|Also Known As:||"Iobaath", "Iobhath", "Jobaath", "Jobath"|
|Death:||(Date and location unknown)|
|Managed by:||Justin Swanström|
According to the Bible, one of Noah's grandsons was Magog / מגוג (Genesis 10:2; Chronicles 1:5). Biblical scholars generally believe that Magog was intended to be the ancestor of the Scythians, north of the Black Sea. Two of Magog's sons were named in the 16th century Book of Jasher: Elichanaf / אליחורף and Lubal / לובב (Book of Jasher 7:4; ספר הישר - פרשת נח).
Irish legend gives Magog another four sons: Bathath, Faithechta, Jobbath, and Emoth. According to the 11th century Lebor Gabála Érenn (Book of the Invasions of Ireland) and the 17th century Annals of the Four Masters, these sons were the ancestors of the Irish kings.

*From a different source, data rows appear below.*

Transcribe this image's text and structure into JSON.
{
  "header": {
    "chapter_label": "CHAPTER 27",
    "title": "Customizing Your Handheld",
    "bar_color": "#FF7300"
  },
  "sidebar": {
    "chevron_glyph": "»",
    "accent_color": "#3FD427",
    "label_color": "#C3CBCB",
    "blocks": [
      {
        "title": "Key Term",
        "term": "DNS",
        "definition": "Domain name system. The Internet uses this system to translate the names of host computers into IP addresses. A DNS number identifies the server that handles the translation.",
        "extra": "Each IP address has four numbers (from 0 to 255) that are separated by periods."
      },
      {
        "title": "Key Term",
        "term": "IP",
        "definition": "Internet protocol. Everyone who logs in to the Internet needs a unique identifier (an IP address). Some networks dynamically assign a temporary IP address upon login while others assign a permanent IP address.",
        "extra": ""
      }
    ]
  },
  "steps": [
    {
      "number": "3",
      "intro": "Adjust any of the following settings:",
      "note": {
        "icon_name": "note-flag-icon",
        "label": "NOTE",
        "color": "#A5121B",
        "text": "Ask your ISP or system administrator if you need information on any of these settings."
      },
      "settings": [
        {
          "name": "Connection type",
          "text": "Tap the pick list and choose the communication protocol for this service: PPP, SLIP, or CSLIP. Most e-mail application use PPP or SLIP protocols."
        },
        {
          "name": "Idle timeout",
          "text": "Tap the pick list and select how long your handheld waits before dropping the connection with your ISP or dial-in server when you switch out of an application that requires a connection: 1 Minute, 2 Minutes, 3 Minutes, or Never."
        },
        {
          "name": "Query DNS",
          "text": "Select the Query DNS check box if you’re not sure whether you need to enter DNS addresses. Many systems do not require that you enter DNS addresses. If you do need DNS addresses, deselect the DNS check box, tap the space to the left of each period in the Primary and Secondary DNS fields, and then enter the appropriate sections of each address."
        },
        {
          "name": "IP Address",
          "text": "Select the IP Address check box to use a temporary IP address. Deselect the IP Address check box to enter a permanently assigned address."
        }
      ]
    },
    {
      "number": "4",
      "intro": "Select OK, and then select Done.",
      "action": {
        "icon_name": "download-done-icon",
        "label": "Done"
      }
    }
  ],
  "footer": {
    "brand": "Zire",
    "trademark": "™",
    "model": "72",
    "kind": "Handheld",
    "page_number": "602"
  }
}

These lines from the Irish kings back to Adam and Eve entered the genealogical mainstream in the works of John O'Hart (1824-1902). They now appear in thousands of Internet genealogies, but cannot be considered an authentic tradition.